Friends rally to help Beth battle cancer
The community has rallied round to help a woman battling a rare form of cancer.
Beth Walsh is determined to celebrate her 50th birthday next year and attend the Glastonbury music festival at least one more time.
That is despite the spread of the disease to her liver after first manifesting itself in her left eye.
The diagnosis of Ocular Melanoma (OM), a malignant tumour that develops in the cells of the eye that produce pigment, led to Beth, who lives in the Bath Road area, having her eye removed.
The disease is rare, difficult to detect and spreads (metastasises).
She hopes to combat it through treatment called chemosaturation with percutaneous hepatic perfusion, otherwise known as Delcath.
It is currently unavailable on the NHS and between four and six treatments are recommended.
Normally two are attempted at first and if the results are positive a further four are carried out.
Each treatment costs £40,000 and people who know Beth or have heard about her battle have banded together as Beth’s Army to raise the cash necessary for her treatment.
A GoFundMe page has been set up so anybody wanting to donate can help boost the fundraising drive.
Mother-of-one Beth said the OM remained undetected for some time and did not affect her vision but was spotted after she had a routine eye test.
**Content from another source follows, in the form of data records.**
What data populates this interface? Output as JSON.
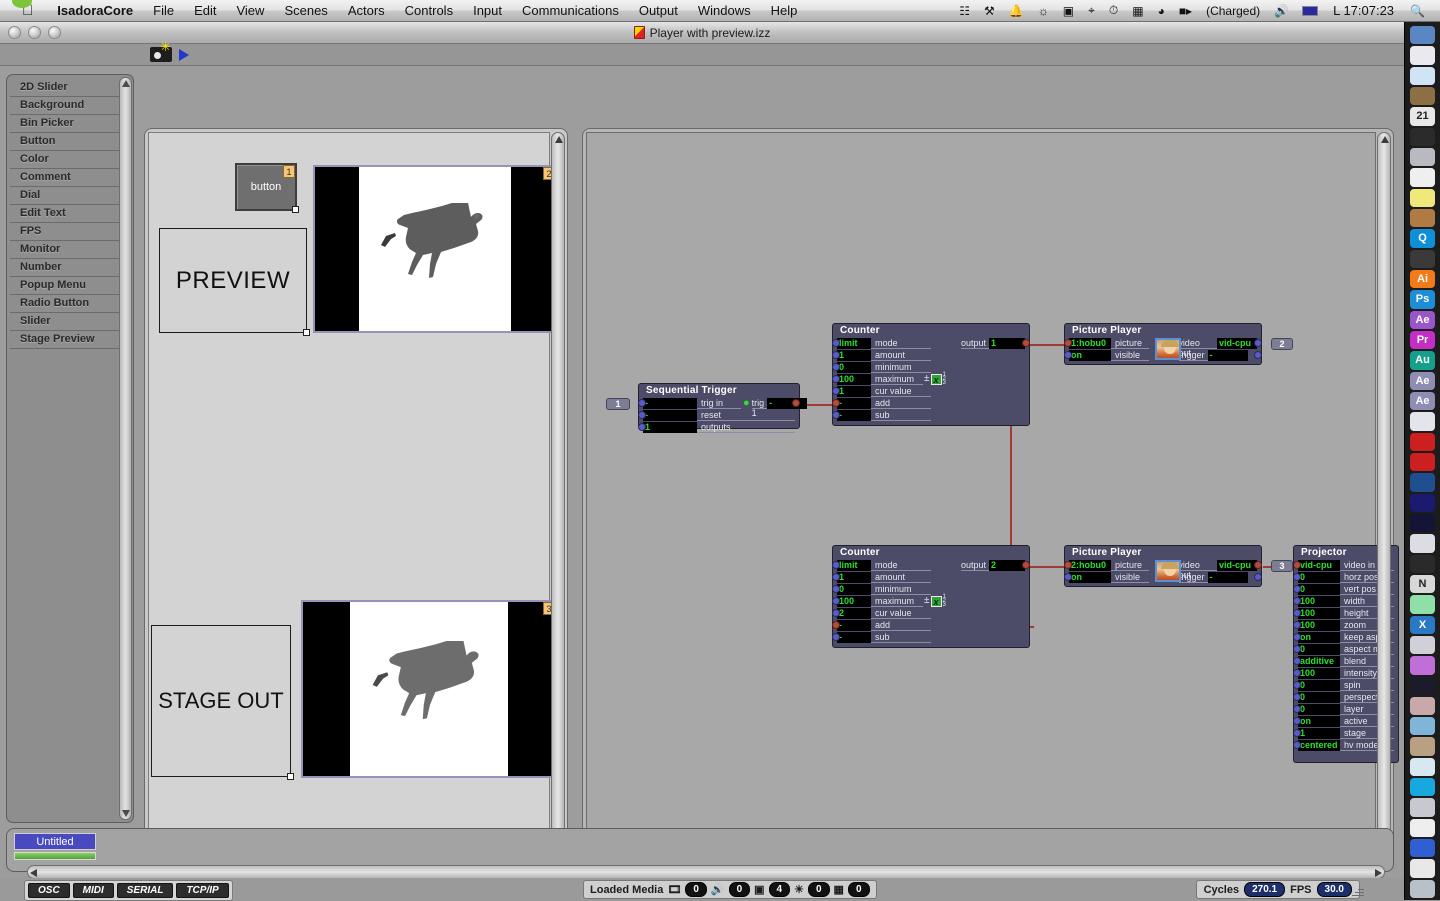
{
  "menubar": {
    "app_name": "IsadoraCore",
    "items": [
      "File",
      "Edit",
      "View",
      "Scenes",
      "Actors",
      "Controls",
      "Input",
      "Communications",
      "Output",
      "Windows",
      "Help"
    ],
    "status_icons": [
      "grid-icon",
      "ink-icon",
      "bell-icon",
      "keyboard-brightness-icon",
      "display-icon",
      "bluetooth-icon",
      "timemachine-icon",
      "screensharing-icon",
      "wifi-icon"
    ],
    "battery_label": "(Charged)",
    "volume_icon": "speaker-icon",
    "input_flag": "keyboard-flag",
    "clock": "L 17:07:23",
    "search_icon": "search-icon"
  },
  "window": {
    "title": "Player with preview.izz",
    "doc_icon": "izz-document-icon",
    "toolbar": {
      "snapshot_icon": "camera-snapshot-icon",
      "run_icon": "play-triangle-icon"
    }
  },
  "tool_list": {
    "items": [
      "2D Slider",
      "Background",
      "Bin Picker",
      "Button",
      "Color",
      "Comment",
      "Dial",
      "Edit Text",
      "FPS",
      "Monitor",
      "Number",
      "Popup Menu",
      "Radio Button",
      "Slider",
      "Stage Preview"
    ]
  },
  "control_panel": {
    "button_widget": {
      "label": "button",
      "index": "1"
    },
    "preview_text": "PREVIEW",
    "stage_out_text": "STAGE OUT",
    "preview_stage": {
      "index": "2"
    },
    "output_stage": {
      "index": "3"
    }
  },
  "scene_editor": {
    "actors": [
      {
        "name": "Sequential Trigger",
        "input_badge": "1",
        "inputs": [
          {
            "value": "-",
            "label": "trig in"
          },
          {
            "value": "-",
            "label": "reset"
          },
          {
            "value": "1",
            "label": "outputs"
          }
        ],
        "outputs": [
          {
            "label": "trig 1",
            "value": "-",
            "led": "green-led-icon"
          }
        ]
      },
      {
        "name": "Counter",
        "id": "counter-top",
        "inputs": [
          {
            "value": "limit",
            "label": "mode"
          },
          {
            "value": "1",
            "label": "amount"
          },
          {
            "value": "0",
            "label": "minimum"
          },
          {
            "value": "100",
            "label": "maximum"
          },
          {
            "value": "1",
            "label": "cur value"
          },
          {
            "value": "-",
            "label": "add"
          },
          {
            "value": "-",
            "label": "sub"
          }
        ],
        "outputs": [
          {
            "label": "output",
            "value": "1"
          }
        ],
        "widgets": [
          "plus-minus-icon",
          "x-expression-icon",
          "stack-123-icon"
        ]
      },
      {
        "name": "Picture Player",
        "id": "picture-player-top",
        "inputs": [
          {
            "value": "1:hobu0",
            "label": "picture"
          },
          {
            "value": "on",
            "label": "visible"
          }
        ],
        "outputs": [
          {
            "label": "video out",
            "value": "vid-cpu"
          },
          {
            "label": "trigger",
            "value": "-"
          }
        ],
        "thumbnail": "portrait-thumbnail-icon",
        "out_badge": "2"
      },
      {
        "name": "Counter",
        "id": "counter-bottom",
        "inputs": [
          {
            "value": "limit",
            "label": "mode"
          },
          {
            "value": "1",
            "label": "amount"
          },
          {
            "value": "0",
            "label": "minimum"
          },
          {
            "value": "100",
            "label": "maximum"
          },
          {
            "value": "2",
            "label": "cur value"
          },
          {
            "value": "-",
            "label": "add"
          },
          {
            "value": "-",
            "label": "sub"
          }
        ],
        "outputs": [
          {
            "label": "output",
            "value": "2"
          }
        ],
        "widgets": [
          "plus-minus-icon",
          "x-expression-icon",
          "stack-123-icon"
        ]
      },
      {
        "name": "Picture Player",
        "id": "picture-player-bottom",
        "inputs": [
          {
            "value": "2:hobu0",
            "label": "picture"
          },
          {
            "value": "on",
            "label": "visible"
          }
        ],
        "outputs": [
          {
            "label": "video out",
            "value": "vid-cpu"
          },
          {
            "label": "trigger",
            "value": "-"
          }
        ],
        "thumbnail": "portrait-thumbnail-icon",
        "out_badge": "3"
      },
      {
        "name": "Projector",
        "id": "projector",
        "inputs": [
          {
            "value": "vid-cpu",
            "label": "video in"
          },
          {
            "value": "0",
            "label": "horz pos"
          },
          {
            "value": "0",
            "label": "vert pos"
          },
          {
            "value": "100",
            "label": "width"
          },
          {
            "value": "100",
            "label": "height"
          },
          {
            "value": "100",
            "label": "zoom"
          },
          {
            "value": "on",
            "label": "keep aspe"
          },
          {
            "value": "0",
            "label": "aspect mo"
          },
          {
            "value": "additive",
            "label": "blend"
          },
          {
            "value": "100",
            "label": "intensity"
          },
          {
            "value": "0",
            "label": "spin"
          },
          {
            "value": "0",
            "label": "perspectiv"
          },
          {
            "value": "0",
            "label": "layer"
          },
          {
            "value": "on",
            "label": "active"
          },
          {
            "value": "1",
            "label": "stage"
          },
          {
            "value": "centered",
            "label": "hv mode"
          }
        ],
        "outputs": []
      }
    ]
  },
  "scene_strip": {
    "scene_name": "Untitled"
  },
  "status_bar": {
    "protocols": [
      "OSC",
      "MIDI",
      "SERIAL",
      "TCP/IP"
    ],
    "loaded_media_label": "Loaded Media",
    "media_counts": [
      {
        "icon": "film-icon",
        "value": "0"
      },
      {
        "icon": "speaker-icon",
        "value": "0"
      },
      {
        "icon": "picture-icon",
        "value": "4"
      },
      {
        "icon": "globe-icon",
        "value": "0"
      },
      {
        "icon": "cube-icon",
        "value": "0"
      }
    ],
    "cycles_label": "Cycles",
    "cycles_value": "270.1",
    "fps_label": "FPS",
    "fps_value": "30.0"
  },
  "dock": {
    "items": [
      {
        "name": "finder-icon",
        "text": "",
        "bg": "#5a86c4"
      },
      {
        "name": "mail-icon",
        "text": "",
        "bg": "#e9e9ef"
      },
      {
        "name": "safari-icon",
        "text": "",
        "bg": "#cfe4f5"
      },
      {
        "name": "squirrel-app-icon",
        "text": "",
        "bg": "#8d6f46"
      },
      {
        "name": "ical-icon",
        "text": "21",
        "bg": "#e8e8e8"
      },
      {
        "name": "compass-icon",
        "text": "",
        "bg": "#2b2b2b"
      },
      {
        "name": "dvd-player-icon",
        "text": "",
        "bg": "#b9b9c2"
      },
      {
        "name": "textedit-icon",
        "text": "",
        "bg": "#efefef"
      },
      {
        "name": "stickies-icon",
        "text": "",
        "bg": "#f0e87a"
      },
      {
        "name": "mailbox-icon",
        "text": "",
        "bg": "#b07a44"
      },
      {
        "name": "sherlock-icon",
        "text": "Q",
        "bg": "#0e8fd8"
      },
      {
        "name": "toolbench-icon",
        "text": "",
        "bg": "#3a3a3a"
      },
      {
        "name": "adobe-illustrator-icon",
        "text": "Ai",
        "bg": "#f07b18"
      },
      {
        "name": "adobe-photoshop-icon",
        "text": "Ps",
        "bg": "#1d8ed6"
      },
      {
        "name": "adobe-aftereffects-icon",
        "text": "Ae",
        "bg": "#9a56c9"
      },
      {
        "name": "adobe-premiere-icon",
        "text": "Pr",
        "bg": "#c32ec4"
      },
      {
        "name": "adobe-audition-icon",
        "text": "Au",
        "bg": "#16a08c"
      },
      {
        "name": "adobe-aftereffects-alt-icon",
        "text": "Ae",
        "bg": "#8e8eb4"
      },
      {
        "name": "adobe-aftereffects-alt2-icon",
        "text": "Ae",
        "bg": "#8e8eb4"
      },
      {
        "name": "sketch-tool-icon",
        "text": "",
        "bg": "#e4e4ec"
      },
      {
        "name": "isadora-icon",
        "text": "",
        "bg": "#cc1f1f"
      },
      {
        "name": "isadora-core-icon",
        "text": "",
        "bg": "#cc1f1f"
      },
      {
        "name": "vdmx-icon",
        "text": "",
        "bg": "#1f4f8f"
      },
      {
        "name": "quartz-icon",
        "text": "",
        "bg": "#1a1a6e"
      },
      {
        "name": "max-msp-icon",
        "text": "",
        "bg": "#141436"
      },
      {
        "name": "disk-utility-icon",
        "text": "",
        "bg": "#dcdce4"
      },
      {
        "name": "cable-icon",
        "text": "",
        "bg": "#2a2a2a"
      },
      {
        "name": "neo-office-icon",
        "text": "N",
        "bg": "#d8d8d8"
      },
      {
        "name": "spreadsheet-icon",
        "text": "",
        "bg": "#8fe0a8"
      },
      {
        "name": "xcode-icon",
        "text": "X",
        "bg": "#2b79c4"
      },
      {
        "name": "imageviewer-icon",
        "text": "",
        "bg": "#d0d0d8"
      },
      {
        "name": "tape-icon",
        "text": "",
        "bg": "#c06fd8"
      },
      {
        "name": "quickmedia-icon",
        "text": "",
        "bg": "#1b1b2c"
      },
      {
        "name": "photo-tool-icon",
        "text": "",
        "bg": "#c8a8a8"
      },
      {
        "name": "colorwindow-icon",
        "text": "",
        "bg": "#7fb6d8"
      },
      {
        "name": "hands-icon",
        "text": "",
        "bg": "#b8a080"
      },
      {
        "name": "cd-icon",
        "text": "",
        "bg": "#d8e8f0"
      },
      {
        "name": "skype-icon",
        "text": "",
        "bg": "#17a8e0"
      },
      {
        "name": "scanner-icon",
        "text": "",
        "bg": "#c8c8d0"
      },
      {
        "name": "piano-icon",
        "text": "",
        "bg": "#eeeeee"
      },
      {
        "name": "blue-bar-icon",
        "text": "",
        "bg": "#2f5fd0"
      },
      {
        "name": "activity-monitor-icon",
        "text": "",
        "bg": "#e8e8e8"
      },
      {
        "name": "trash-icon",
        "text": "",
        "bg": "#b8c0c8"
      }
    ]
  }
}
“It’s a weird one because it behaves differently in every single person,” she explained.
She has already undergone a course of aggressive immunotherapy, which has led to her developing arthritis, diabetes and a problem with her pancreas.
“The Delcath treatment is very clever,” Beth explained, “They isolate your liver, then they fill it with chemo drugs – chemosaturation – but not on the rest of the body, leave them for a while then suck them out again.”
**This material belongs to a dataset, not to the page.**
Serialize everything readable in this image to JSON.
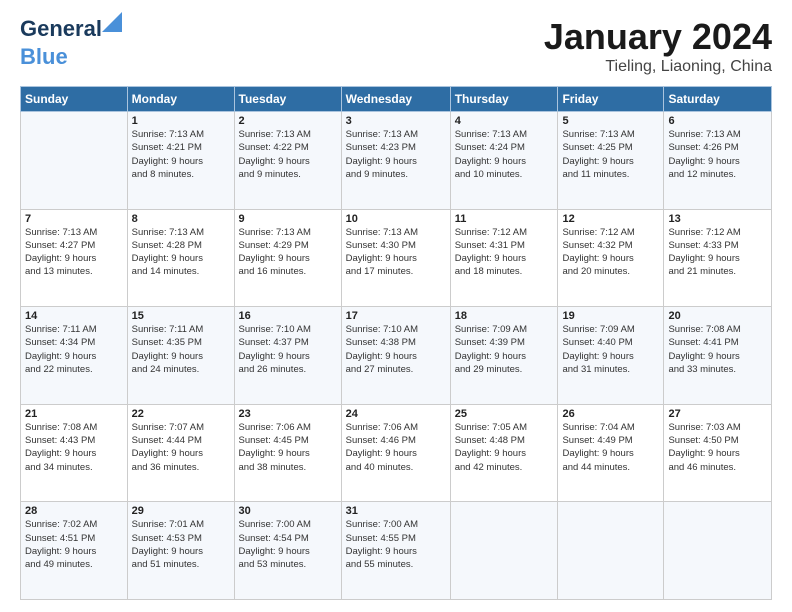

She said the treatment had been successful with other patients.
The community has benefited from Beth’s involvement in various ways, from her previous work with the youth offending service to her role with Young Enterprise in Gloucestershire.
In 2014 she launched the Worcester Theatremakers group, which has secured National Lottery funding to run the Joyful Drama for Women project, a series of drama workshops to help women who are victims of abuse, have long-term mental health issues and experiencing isolation due to Covid-19.
Now people are doing their bit to help Beth through a variety of fundraising activities.
They include Penny Harris, of Battenhall, who raised £562 from a sponsored silence.
She said: “I did a silence challenge as I wanted to pick something difficult and a bit different. Anyone who knows me knows how loud I can be and how much I love to talk.”
“I wanted to highlight the need for the funding for Beth’s treatment.
“My hope is that it will encourage more people to get involved and help raise more much-needed funding.”
Lisa Gauler, also of Battenhall, has raised over £1,000 by producing crocheted items she has made in exchange for donations.
Other events generating cash have ranged from a pamper and prosecco night to open water swimming and a walk on the Malvern Hills.
Beth is a backing vocalist for the band Low Red Moon who are holding a fundraising gig for her at the Dark Horse in Moseley, Birmingham on Friday, December 10.
Beth said: “My choice is not to live in fear because I just live the life that I have got today and I’m happy with what’s going on today.
“It’s so lovely that the community is rallying around and raising money because it’s a considerable amount of money. I know that I can never pay them back. I’m so grateful.
“I can just say thank you, thank you, thank you.”
Anyone who wants to contribute to help Beth can go to: https://www.gofundme.com/f/gofundmecomfBeths-Army.